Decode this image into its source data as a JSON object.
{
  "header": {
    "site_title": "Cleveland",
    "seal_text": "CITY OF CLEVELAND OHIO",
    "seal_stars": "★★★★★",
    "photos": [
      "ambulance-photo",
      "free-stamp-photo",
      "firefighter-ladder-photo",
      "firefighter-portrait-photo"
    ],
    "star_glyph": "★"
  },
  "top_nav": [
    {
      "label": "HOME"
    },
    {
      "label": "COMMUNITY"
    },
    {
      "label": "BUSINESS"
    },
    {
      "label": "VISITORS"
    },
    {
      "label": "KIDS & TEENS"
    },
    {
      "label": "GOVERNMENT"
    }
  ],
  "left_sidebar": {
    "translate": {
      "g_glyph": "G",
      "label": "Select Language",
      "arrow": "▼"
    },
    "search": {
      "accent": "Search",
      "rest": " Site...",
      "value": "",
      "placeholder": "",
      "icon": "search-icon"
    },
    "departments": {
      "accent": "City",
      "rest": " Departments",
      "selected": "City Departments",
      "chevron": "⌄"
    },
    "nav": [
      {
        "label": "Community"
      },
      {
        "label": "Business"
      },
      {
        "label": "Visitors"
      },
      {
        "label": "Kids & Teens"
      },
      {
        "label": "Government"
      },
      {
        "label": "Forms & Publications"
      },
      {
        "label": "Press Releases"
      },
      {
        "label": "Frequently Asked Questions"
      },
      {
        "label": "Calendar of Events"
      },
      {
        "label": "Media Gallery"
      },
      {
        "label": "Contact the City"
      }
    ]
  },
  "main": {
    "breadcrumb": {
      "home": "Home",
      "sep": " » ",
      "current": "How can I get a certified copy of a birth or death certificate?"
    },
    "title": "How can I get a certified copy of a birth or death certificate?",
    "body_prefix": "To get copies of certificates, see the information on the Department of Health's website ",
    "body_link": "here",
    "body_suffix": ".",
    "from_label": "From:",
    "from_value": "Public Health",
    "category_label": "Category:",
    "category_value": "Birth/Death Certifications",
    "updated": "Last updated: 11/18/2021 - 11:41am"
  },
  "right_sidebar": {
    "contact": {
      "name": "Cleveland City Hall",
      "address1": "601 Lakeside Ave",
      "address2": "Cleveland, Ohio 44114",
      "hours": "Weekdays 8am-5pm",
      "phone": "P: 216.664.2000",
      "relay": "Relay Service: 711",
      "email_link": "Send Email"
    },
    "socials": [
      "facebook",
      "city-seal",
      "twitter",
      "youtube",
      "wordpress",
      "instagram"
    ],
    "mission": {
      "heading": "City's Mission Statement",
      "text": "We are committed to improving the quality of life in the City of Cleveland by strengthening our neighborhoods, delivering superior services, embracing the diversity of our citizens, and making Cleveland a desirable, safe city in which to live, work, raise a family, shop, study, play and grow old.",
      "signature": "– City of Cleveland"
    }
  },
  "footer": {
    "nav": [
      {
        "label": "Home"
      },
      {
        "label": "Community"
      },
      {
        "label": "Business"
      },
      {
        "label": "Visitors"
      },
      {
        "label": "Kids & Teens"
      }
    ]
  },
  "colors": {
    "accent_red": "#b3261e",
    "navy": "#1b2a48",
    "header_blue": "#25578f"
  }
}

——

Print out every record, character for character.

**ANSWER AREA:**
Decode this image into its source data as a JSON object.
{
  "header": {
    "site_title": "Cleveland",
    "seal_text": "CITY OF CLEVELAND OHIO",
    "seal_stars": "★★★★★",
    "photos": [
      "ambulance-photo",
      "free-stamp-photo",
      "firefighter-ladder-photo",
      "firefighter-portrait-photo"
    ],
    "star_glyph": "★"
  },
  "top_nav": [
    {
      "label": "HOME"
    },
    {
      "label": "COMMUNITY"
    },
    {
      "label": "BUSINESS"
    },
    {
      "label": "VISITORS"
    },
    {
      "label": "KIDS & TEENS"
    },
    {
      "label": "GOVERNMENT"
    }
  ],
  "left_sidebar": {
    "translate": {
      "g_glyph": "G",
      "label": "Select Language",
      "arrow": "▼"
    },
    "search": {
      "accent": "Search",
      "rest": " Site...",
      "value": "",
      "placeholder": "",
      "icon": "search-icon"
    },
    "departments": {
      "accent": "City",
      "rest": " Departments",
      "selected": "City Departments",
      "chevron": "⌄"
    },
    "nav": [
      {
        "label": "Community"
      },
      {
        "label": "Business"
      },
      {
        "label": "Visitors"
      },
      {
        "label": "Kids & Teens"
      },
      {
        "label": "Government"
      },
      {
        "label": "Forms & Publications"
      },
      {
        "label": "Press Releases"
      },
      {
        "label": "Frequently Asked Questions"
      },
      {
        "label": "Calendar of Events"
      },
      {
        "label": "Media Gallery"
      },
      {
        "label": "Contact the City"
      }
    ]
  },
  "main": {
    "breadcrumb": {
      "home": "Home",
      "sep": " » ",
      "current": "How can I get a certified copy of a birth or death certificate?"
    },
    "title": "How can I get a certified copy of a birth or death certificate?",
    "body_prefix": "To get copies of certificates, see the information on the Department of Health's website ",
    "body_link": "here",
    "body_suffix": ".",
    "from_label": "From:",
    "from_value": "Public Health",
    "category_label": "Category:",
    "category_value": "Birth/Death Certifications",
    "updated": "Last updated: 11/18/2021 - 11:41am"
  },
  "right_sidebar": {
    "contact": {
      "name": "Cleveland City Hall",
      "address1": "601 Lakeside Ave",
      "address2": "Cleveland, Ohio 44114",
      "hours": "Weekdays 8am-5pm",
      "phone": "P: 216.664.2000",
      "relay": "Relay Service: 711",
      "email_link": "Send Email"
    },
    "socials": [
      "facebook",
      "city-seal",
      "twitter",
      "youtube",
      "wordpress",
      "instagram"
    ],
    "mission": {
      "heading": "City's Mission Statement",
      "text": "We are committed to improving the quality of life in the City of Cleveland by strengthening our neighborhoods, delivering superior services, embracing the diversity of our citizens, and making Cleveland a desirable, safe city in which to live, work, raise a family, shop, study, play and grow old.",
      "signature": "– City of Cleveland"
    }
  },
  "footer": {
    "nav": [
      {
        "label": "Home"
      },
      {
        "label": "Community"
      },
      {
        "label": "Business"
      },
      {
        "label": "Visitors"
      },
      {
        "label": "Kids & Teens"
      }
    ]
  },
  "colors": {
    "accent_red": "#b3261e",
    "navy": "#1b2a48",
    "header_blue": "#25578f"
  }
}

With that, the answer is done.